In Turkey I had lost my smile. It wasn’t about one country being better, but about where my smile was.
Recently someone I know posted an article where the authors questioned whether she wanted to live in Turkey. The article was quite harsh, and the person posting related to it quite deeply in terms of the stress she felt just doing the simplest things. It made her long for home herself and question whether it should be a trip or a permanent move. Was she simply moving through difficult period? was she looking at ‘home’ with rose tinted glasses? would a larger move live up to all that this article had made her think about?
And then there’s the kids. Once you have them it becomes an eternal question of would one country be better for them than the other. Are you doing the right thing? Are they being brought up with enough of an understanding of their other language/culture/family/customs/traditions/faith? as if there isn’t enough parental guilt out there already.

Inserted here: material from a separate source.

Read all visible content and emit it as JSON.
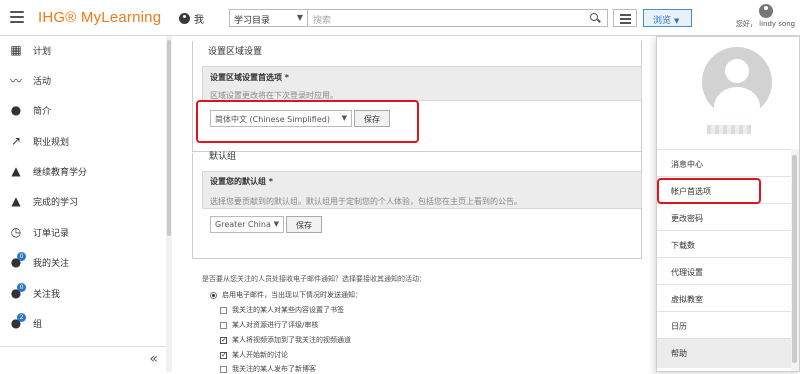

Whenever the question is posed, no matter how it is phrased, and sometimes when it isn’t a question but more of an insight into another person’s life or choices, it always makes me wonder. Could I ever make it work in Turkey? Is there a place here where I wouldn’t be a square peg? The questions arise again because this time, for the first time, returning felt easy. However, not just because of the moron, it quickly dawns on me that no, not yet at least. While I may be smiling while I am here, which I didn’t apparently do in Ankara, I don’t think I would if it were anything other than temporary.
Whether it’s an article on whether a person should live in Turkey, a discussion on where you would go if visa regulations were no object, an article comparing the cost of living, interviews with women who have made the move, or just photos friends are posting, the answer doesn’t lie there. Nor does it lie in Daily Mail or Hurriyet articles about how each country is ‘going to the dogs’. It would appear the answer lies in a far more simple basic question:
Are you smiling? Really really smiling, from within?